## [What this task involves]
Each entry must be copied exactly, without omission.
=== Record excerpts ===
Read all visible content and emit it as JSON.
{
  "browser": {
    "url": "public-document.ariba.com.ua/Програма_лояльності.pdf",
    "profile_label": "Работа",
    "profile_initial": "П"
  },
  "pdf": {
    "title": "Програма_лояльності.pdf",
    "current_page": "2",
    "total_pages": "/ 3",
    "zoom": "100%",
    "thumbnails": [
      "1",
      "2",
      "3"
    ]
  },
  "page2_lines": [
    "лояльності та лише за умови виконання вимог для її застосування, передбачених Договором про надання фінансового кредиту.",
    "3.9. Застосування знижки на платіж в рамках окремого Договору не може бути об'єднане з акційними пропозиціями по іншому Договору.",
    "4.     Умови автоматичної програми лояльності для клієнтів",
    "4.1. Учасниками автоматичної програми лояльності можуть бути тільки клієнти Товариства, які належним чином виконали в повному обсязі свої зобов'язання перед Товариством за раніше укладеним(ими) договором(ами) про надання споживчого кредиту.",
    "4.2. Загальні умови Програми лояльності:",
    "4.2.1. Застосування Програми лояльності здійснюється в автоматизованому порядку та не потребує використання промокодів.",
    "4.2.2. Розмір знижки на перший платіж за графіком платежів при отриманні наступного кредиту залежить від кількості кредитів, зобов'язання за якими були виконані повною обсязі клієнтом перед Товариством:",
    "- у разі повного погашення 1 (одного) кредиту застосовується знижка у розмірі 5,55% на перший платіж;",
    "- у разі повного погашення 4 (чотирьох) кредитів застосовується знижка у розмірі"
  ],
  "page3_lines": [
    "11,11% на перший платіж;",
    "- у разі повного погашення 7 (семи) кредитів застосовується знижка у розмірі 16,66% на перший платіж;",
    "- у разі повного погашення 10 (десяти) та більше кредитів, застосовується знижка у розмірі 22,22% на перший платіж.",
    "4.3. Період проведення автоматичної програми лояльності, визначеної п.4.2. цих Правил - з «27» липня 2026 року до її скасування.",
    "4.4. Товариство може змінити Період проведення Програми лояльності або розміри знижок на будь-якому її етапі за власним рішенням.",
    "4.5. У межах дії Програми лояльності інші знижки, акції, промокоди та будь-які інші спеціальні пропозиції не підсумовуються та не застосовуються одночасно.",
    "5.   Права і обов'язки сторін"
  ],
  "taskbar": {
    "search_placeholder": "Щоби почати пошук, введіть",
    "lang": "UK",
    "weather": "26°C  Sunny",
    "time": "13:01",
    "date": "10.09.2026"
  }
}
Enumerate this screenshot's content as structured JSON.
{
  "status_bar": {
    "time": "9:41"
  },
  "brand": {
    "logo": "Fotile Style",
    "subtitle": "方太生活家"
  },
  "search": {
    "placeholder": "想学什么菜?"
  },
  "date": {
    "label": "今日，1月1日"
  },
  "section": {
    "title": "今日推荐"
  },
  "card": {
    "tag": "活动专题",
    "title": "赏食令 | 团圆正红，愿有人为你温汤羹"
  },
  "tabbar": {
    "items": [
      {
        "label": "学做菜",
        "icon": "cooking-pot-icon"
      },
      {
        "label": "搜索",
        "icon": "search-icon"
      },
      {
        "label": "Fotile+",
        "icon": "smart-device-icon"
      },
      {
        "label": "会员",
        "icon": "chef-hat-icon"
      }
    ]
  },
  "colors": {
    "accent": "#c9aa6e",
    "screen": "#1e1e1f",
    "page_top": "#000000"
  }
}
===
## [Exercise answer]
Read all visible content and emit it as JSON.
{
  "browser": {
    "url": "public-document.ariba.com.ua/Програма_лояльності.pdf",
    "profile_label": "Работа",
    "profile_initial": "П"
  },
  "pdf": {
    "title": "Програма_лояльності.pdf",
    "current_page": "2",
    "total_pages": "/ 3",
    "zoom": "100%",
    "thumbnails": [
      "1",
      "2",
      "3"
    ]
  },
  "page2_lines": [
    "лояльності та лише за умови виконання вимог для її застосування, передбачених Договором про надання фінансового кредиту.",
    "3.9. Застосування знижки на платіж в рамках окремого Договору не може бути об'єднане з акційними пропозиціями по іншому Договору.",
    "4.     Умови автоматичної програми лояльності для клієнтів",
    "4.1. Учасниками автоматичної програми лояльності можуть бути тільки клієнти Товариства, які належним чином виконали в повному обсязі свої зобов'язання перед Товариством за раніше укладеним(ими) договором(ами) про надання споживчого кредиту.",
    "4.2. Загальні умови Програми лояльності:",
    "4.2.1. Застосування Програми лояльності здійснюється в автоматизованому порядку та не потребує використання промокодів.",
    "4.2.2. Розмір знижки на перший платіж за графіком платежів при отриманні наступного кредиту залежить від кількості кредитів, зобов'язання за якими були виконані повною обсязі клієнтом перед Товариством:",
    "- у разі повного погашення 1 (одного) кредиту застосовується знижка у розмірі 5,55% на перший платіж;",
    "- у разі повного погашення 4 (чотирьох) кредитів застосовується знижка у розмірі"
  ],
  "page3_lines": [
    "11,11% на перший платіж;",
    "- у разі повного погашення 7 (семи) кредитів застосовується знижка у розмірі 16,66% на перший платіж;",
    "- у разі повного погашення 10 (десяти) та більше кредитів, застосовується знижка у розмірі 22,22% на перший платіж.",
    "4.3. Період проведення автоматичної програми лояльності, визначеної п.4.2. цих Правил - з «27» липня 2026 року до її скасування.",
    "4.4. Товариство може змінити Період проведення Програми лояльності або розміри знижок на будь-якому її етапі за власним рішенням.",
    "4.5. У межах дії Програми лояльності інші знижки, акції, промокоди та будь-які інші спеціальні пропозиції не підсумовуються та не застосовуються одночасно.",
    "5.   Права і обов'язки сторін"
  ],
  "taskbar": {
    "search_placeholder": "Щоби почати пошук, введіть",
    "lang": "UK",
    "weather": "26°C  Sunny",
    "time": "13:01",
    "date": "10.09.2026"
  }
}
Enumerate this screenshot's content as structured JSON.
{
  "status_bar": {
    "time": "9:41"
  },
  "brand": {
    "logo": "Fotile Style",
    "subtitle": "方太生活家"
  },
  "search": {
    "placeholder": "想学什么菜?"
  },
  "date": {
    "label": "今日，1月1日"
  },
  "section": {
    "title": "今日推荐"
  },
  "card": {
    "tag": "活动专题",
    "title": "赏食令 | 团圆正红，愿有人为你温汤羹"
  },
  "tabbar": {
    "items": [
      {
        "label": "学做菜",
        "icon": "cooking-pot-icon"
      },
      {
        "label": "搜索",
        "icon": "search-icon"
      },
      {
        "label": "Fotile+",
        "icon": "smart-device-icon"
      },
      {
        "label": "会员",
        "icon": "chef-hat-icon"
      }
    ]
  },
  "colors": {
    "accent": "#c9aa6e",
    "screen": "#1e1e1f",
    "page_top": "#000000"
  }
}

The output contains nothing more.